But of late, the left-liberals too have taken to sharing doctored images in order to drive home their ideological point.
For instance, when nationwide protests erupted over the brutal gangrape of Asifa, images of two men wearing T-shirts with ‘Justice for Asifa’ written on them at the Istanbul airport went viral. The images were doctored, as exposed by Hoax Slayer, but were widely shared among those opposed to the BJP.
The example of the TOI doctored image followed soon after. When exposed to be untrue, many users remarked, “it was fun as long as the joke lasted” or “this gives the BJP a taste of its own medicine.”
Vineet Jain, Times Group owner, however, wasn’t amused and threatened on Twitter: “Trolls delete your defamatory posts. We are watching you, compiling your names & coming after you.” His rage is understandable, but one wishes he had instructed TOI to exercise caution when it published a blog by Francois Gautier in which the author falsely claimed that medieval French thinker Nostradamus predicted the coming of Narendra Modi in India.

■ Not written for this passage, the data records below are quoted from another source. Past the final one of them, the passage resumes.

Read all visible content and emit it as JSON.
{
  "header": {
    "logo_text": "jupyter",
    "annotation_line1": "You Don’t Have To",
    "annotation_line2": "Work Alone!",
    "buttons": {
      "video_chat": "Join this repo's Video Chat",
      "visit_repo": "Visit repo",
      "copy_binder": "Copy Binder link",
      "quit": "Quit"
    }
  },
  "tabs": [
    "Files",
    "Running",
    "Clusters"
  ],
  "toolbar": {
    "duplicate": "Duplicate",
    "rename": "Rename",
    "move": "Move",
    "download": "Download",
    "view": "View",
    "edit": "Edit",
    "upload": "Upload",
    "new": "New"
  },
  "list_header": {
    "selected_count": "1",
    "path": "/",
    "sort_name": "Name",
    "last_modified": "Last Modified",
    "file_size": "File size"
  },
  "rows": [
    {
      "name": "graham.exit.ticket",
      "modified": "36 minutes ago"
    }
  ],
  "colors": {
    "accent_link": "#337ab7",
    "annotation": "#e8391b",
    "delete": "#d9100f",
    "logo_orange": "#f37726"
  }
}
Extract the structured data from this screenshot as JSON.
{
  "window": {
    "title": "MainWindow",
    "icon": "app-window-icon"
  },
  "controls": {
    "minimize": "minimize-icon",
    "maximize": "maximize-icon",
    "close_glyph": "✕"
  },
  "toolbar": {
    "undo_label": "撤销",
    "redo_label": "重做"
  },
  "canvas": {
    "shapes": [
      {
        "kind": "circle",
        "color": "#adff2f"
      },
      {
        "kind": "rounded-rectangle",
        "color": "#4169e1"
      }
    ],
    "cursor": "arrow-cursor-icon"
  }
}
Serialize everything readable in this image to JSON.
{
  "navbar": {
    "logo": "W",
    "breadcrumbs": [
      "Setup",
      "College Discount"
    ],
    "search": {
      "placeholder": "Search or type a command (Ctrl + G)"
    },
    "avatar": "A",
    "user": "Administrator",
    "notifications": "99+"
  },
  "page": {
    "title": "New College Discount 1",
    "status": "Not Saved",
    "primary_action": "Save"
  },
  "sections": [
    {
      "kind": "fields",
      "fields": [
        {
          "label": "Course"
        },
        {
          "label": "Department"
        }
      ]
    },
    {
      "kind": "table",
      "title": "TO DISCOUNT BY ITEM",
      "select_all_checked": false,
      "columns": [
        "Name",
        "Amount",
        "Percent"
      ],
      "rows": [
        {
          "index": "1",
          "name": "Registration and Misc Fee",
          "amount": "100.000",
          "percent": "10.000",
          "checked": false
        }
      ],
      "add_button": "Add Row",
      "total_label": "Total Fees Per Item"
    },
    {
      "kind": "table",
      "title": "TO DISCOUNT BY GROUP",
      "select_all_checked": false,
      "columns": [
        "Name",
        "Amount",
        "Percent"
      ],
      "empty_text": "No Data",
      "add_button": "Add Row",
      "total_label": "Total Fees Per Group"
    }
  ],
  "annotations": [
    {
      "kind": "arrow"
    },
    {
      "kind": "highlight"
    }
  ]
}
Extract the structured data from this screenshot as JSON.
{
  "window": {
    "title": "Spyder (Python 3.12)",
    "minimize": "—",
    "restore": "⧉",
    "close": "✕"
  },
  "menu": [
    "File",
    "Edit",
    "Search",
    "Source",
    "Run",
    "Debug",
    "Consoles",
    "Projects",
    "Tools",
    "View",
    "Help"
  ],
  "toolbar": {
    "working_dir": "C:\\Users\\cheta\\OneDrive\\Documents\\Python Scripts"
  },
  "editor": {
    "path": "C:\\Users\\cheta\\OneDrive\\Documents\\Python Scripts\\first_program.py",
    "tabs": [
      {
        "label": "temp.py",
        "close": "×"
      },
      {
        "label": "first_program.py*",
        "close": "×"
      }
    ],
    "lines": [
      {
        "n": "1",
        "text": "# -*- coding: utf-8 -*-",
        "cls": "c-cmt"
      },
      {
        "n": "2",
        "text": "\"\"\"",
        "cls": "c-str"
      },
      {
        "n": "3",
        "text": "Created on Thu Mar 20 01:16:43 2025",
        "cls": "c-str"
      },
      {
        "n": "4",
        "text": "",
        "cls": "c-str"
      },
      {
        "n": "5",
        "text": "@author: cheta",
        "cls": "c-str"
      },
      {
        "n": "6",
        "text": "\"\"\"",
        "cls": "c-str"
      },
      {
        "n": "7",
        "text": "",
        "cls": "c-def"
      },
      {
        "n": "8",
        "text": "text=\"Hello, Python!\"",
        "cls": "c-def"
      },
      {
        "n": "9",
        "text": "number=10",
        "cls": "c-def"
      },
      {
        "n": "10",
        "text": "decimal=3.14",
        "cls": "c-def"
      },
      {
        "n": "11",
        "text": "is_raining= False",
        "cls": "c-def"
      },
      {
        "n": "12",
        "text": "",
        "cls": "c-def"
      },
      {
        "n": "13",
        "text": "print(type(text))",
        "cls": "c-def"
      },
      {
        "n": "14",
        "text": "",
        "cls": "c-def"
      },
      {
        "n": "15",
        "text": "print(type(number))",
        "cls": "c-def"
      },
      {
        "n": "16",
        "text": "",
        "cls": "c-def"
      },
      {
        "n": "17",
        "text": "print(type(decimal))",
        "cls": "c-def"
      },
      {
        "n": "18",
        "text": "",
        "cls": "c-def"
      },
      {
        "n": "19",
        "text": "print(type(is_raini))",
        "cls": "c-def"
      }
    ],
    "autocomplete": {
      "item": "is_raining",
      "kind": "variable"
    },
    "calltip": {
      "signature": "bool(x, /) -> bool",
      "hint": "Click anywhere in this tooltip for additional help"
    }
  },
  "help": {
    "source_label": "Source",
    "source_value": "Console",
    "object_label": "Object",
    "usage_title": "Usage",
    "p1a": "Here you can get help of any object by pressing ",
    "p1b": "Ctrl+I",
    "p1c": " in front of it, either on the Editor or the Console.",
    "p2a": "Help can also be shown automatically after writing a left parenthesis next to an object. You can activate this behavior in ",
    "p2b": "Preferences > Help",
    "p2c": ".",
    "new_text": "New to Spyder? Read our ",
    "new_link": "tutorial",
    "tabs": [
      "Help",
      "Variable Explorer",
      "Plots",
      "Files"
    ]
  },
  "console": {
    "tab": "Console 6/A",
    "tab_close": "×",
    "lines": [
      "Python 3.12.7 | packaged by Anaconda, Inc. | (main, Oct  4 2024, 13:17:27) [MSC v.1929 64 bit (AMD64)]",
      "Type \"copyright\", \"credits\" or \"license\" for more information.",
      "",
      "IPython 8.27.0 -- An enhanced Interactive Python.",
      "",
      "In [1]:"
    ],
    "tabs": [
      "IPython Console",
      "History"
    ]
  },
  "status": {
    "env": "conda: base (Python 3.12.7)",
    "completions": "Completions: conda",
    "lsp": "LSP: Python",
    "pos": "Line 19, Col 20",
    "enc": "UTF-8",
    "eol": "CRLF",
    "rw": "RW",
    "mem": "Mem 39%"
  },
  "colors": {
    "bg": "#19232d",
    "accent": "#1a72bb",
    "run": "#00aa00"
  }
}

When exposed by AltNews, the blog post was first removed and then republished as “satire”. Times Now also carried a fake video of Arab columnist Sultan Sood Al Qasmi saying ‘Jai Shri Ram’ during PM Modi’s visit to the UAE. The channel wrongly claimed that the person in the video was Abu Dhabi crown prince Sheikh Mohammed bin Zayed Al Nahyan, before it was corrected by Dubai-based daily Gulf News.
Indeed, part of the success of ‘fake news’ is that it has been endorsed by a careless mainstream media that doesn’t do the basic job of fact-checking before relaying it to a larger audience. Remember the ‘chip-embedded Rs 2000 note’ being reported by Aaj Tak and Zee News?
Still, two wrongs don’t make a right. Neutralisation of fake news, in the long run, could create trust deficit in society.
Who would be sure of what to believe in when followers of competing ideologies begin composing and sharing doctored images and videos just to ‘give it back to each other’?
It reminds me of the ‘cry wolf’ story. Each time, a boy would fool the villagers by crying that a wolf has come to attack his flock of sheep. But when a wolf did come to attack his sheep, nobody heard his cry, and the wolf ate his flock. Let’s hope that we don’t come to a point where real news is dismissed as fake too.
(Irena Akbar is an art curator and writer, formerly with The Indian Express)